§ Instructions to follow
For each line in the material below that holds "Market", copy that line.

§ Information given
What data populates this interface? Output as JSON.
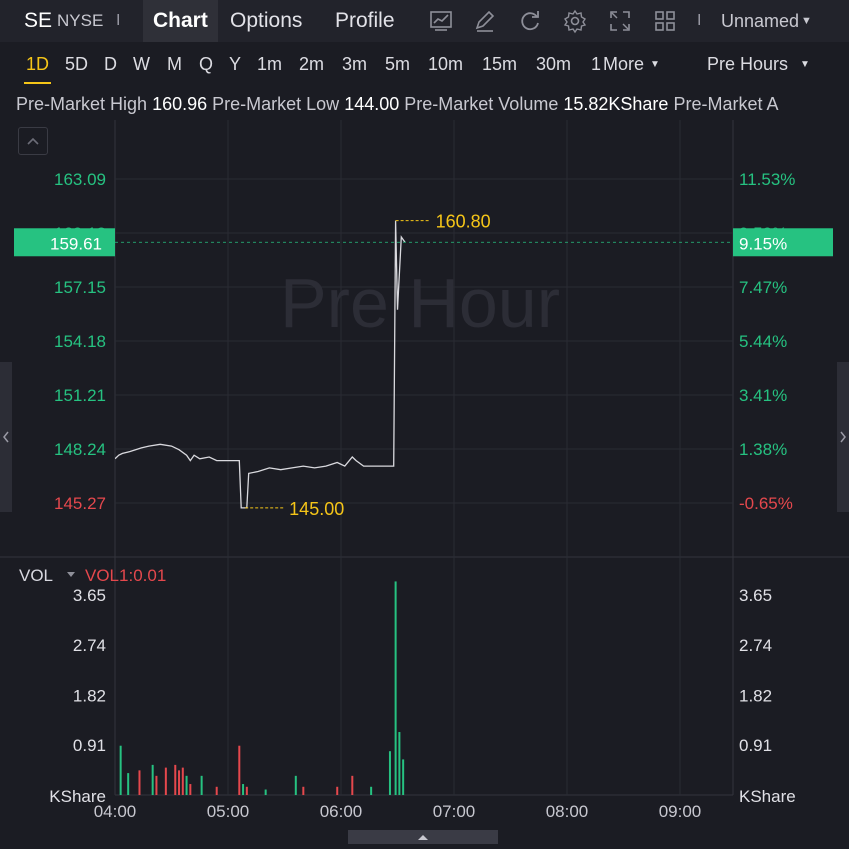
{
  "header": {
    "symbol": "SE",
    "exchange": "NYSE",
    "separator": "I",
    "tabs": [
      "Chart",
      "Options",
      "Profile"
    ],
    "layout_name": "Unnamed",
    "icons": [
      "indicator-icon",
      "draw-icon",
      "refresh-icon",
      "settings-icon",
      "fullscreen-icon",
      "layout-grid-icon"
    ]
  },
  "intervals": {
    "items": [
      "1D",
      "5D",
      "D",
      "W",
      "M",
      "Q",
      "Y",
      "1m",
      "2m",
      "3m",
      "5m",
      "10m",
      "15m",
      "30m",
      "1"
    ],
    "active": "1D",
    "more_label": "More",
    "session_label": "Pre Hours"
  },
  "info": {
    "high_label": "Pre-Market High",
    "high_value": "160.96",
    "low_label": "Pre-Market Low",
    "low_value": "144.00",
    "volume_label": "Pre-Market Volume",
    "volume_value": "15.82KShare",
    "avg_label_partial": "Pre-Market A"
  },
  "colors": {
    "background": "#1b1c23",
    "up": "#26c281",
    "down": "#e5484d",
    "accent": "#f5c518",
    "price_line": "#d9d9de"
  },
  "chart_data": {
    "type": "line",
    "watermark": "Pre Hour",
    "price_axis_left": [
      "163.09",
      "160.12",
      "157.15",
      "154.18",
      "151.21",
      "148.24",
      "145.27"
    ],
    "price_axis_right": [
      "11.53%",
      "9.50%",
      "7.47%",
      "5.44%",
      "3.41%",
      "1.38%",
      "-0.65%"
    ],
    "current_price": "159.61",
    "current_pct": "9.15%",
    "high_marker": "160.80",
    "low_marker": "145.00",
    "ylim": [
      144.0,
      164.5
    ],
    "xlim": [
      0,
      360
    ],
    "x_ticks": [
      "04:00",
      "05:00",
      "06:00",
      "07:00",
      "08:00",
      "09:00"
    ],
    "series": [
      {
        "points": [
          [
            0,
            147.7
          ],
          [
            2,
            147.9
          ],
          [
            4,
            148.0
          ],
          [
            8,
            148.1
          ],
          [
            14,
            148.3
          ],
          [
            18,
            148.4
          ],
          [
            24,
            148.5
          ],
          [
            30,
            148.4
          ],
          [
            34,
            148.2
          ],
          [
            38,
            147.9
          ],
          [
            40,
            147.6
          ],
          [
            42,
            147.9
          ],
          [
            45,
            147.7
          ],
          [
            50,
            147.8
          ],
          [
            54,
            147.6
          ],
          [
            60,
            147.6
          ],
          [
            66,
            147.6
          ],
          [
            67,
            145.0
          ],
          [
            70,
            145.0
          ],
          [
            71,
            146.9
          ],
          [
            76,
            147.0
          ],
          [
            82,
            147.2
          ],
          [
            88,
            147.1
          ],
          [
            94,
            147.2
          ],
          [
            100,
            147.3
          ],
          [
            106,
            147.2
          ],
          [
            112,
            147.3
          ],
          [
            118,
            147.5
          ],
          [
            122,
            147.3
          ],
          [
            126,
            147.8
          ],
          [
            128,
            147.6
          ],
          [
            132,
            147.3
          ],
          [
            148,
            147.3
          ],
          [
            149,
            160.8
          ],
          [
            150,
            155.9
          ],
          [
            152,
            159.9
          ],
          [
            154,
            159.61
          ]
        ]
      }
    ],
    "volume": {
      "title": "VOL",
      "indicator": "VOL1:0.01",
      "axis": [
        "3.65",
        "2.74",
        "1.82",
        "0.91"
      ],
      "unit": "KShare",
      "ylim": [
        0,
        4.2
      ],
      "bars": [
        [
          3,
          0.9,
          "up"
        ],
        [
          7,
          0.4,
          "up"
        ],
        [
          13,
          0.45,
          "down"
        ],
        [
          20,
          0.55,
          "up"
        ],
        [
          22,
          0.35,
          "down"
        ],
        [
          27,
          0.5,
          "down"
        ],
        [
          32,
          0.55,
          "down"
        ],
        [
          34,
          0.45,
          "down"
        ],
        [
          36,
          0.5,
          "down"
        ],
        [
          38,
          0.35,
          "up"
        ],
        [
          40,
          0.2,
          "down"
        ],
        [
          46,
          0.35,
          "up"
        ],
        [
          54,
          0.15,
          "down"
        ],
        [
          66,
          0.9,
          "down"
        ],
        [
          68,
          0.2,
          "up"
        ],
        [
          70,
          0.15,
          "down"
        ],
        [
          80,
          0.1,
          "up"
        ],
        [
          96,
          0.35,
          "up"
        ],
        [
          100,
          0.15,
          "down"
        ],
        [
          118,
          0.15,
          "down"
        ],
        [
          126,
          0.35,
          "down"
        ],
        [
          136,
          0.15,
          "up"
        ],
        [
          146,
          0.8,
          "up"
        ],
        [
          149,
          3.9,
          "up"
        ],
        [
          151,
          1.15,
          "up"
        ],
        [
          153,
          0.65,
          "up"
        ]
      ]
    }
  }
}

§ Problem solution
    "high_label": "Pre-Market High",
    "low_label": "Pre-Market Low",
    "volume_label": "Pre-Market Volume",
    "avg_label_partial": "Pre-Market A"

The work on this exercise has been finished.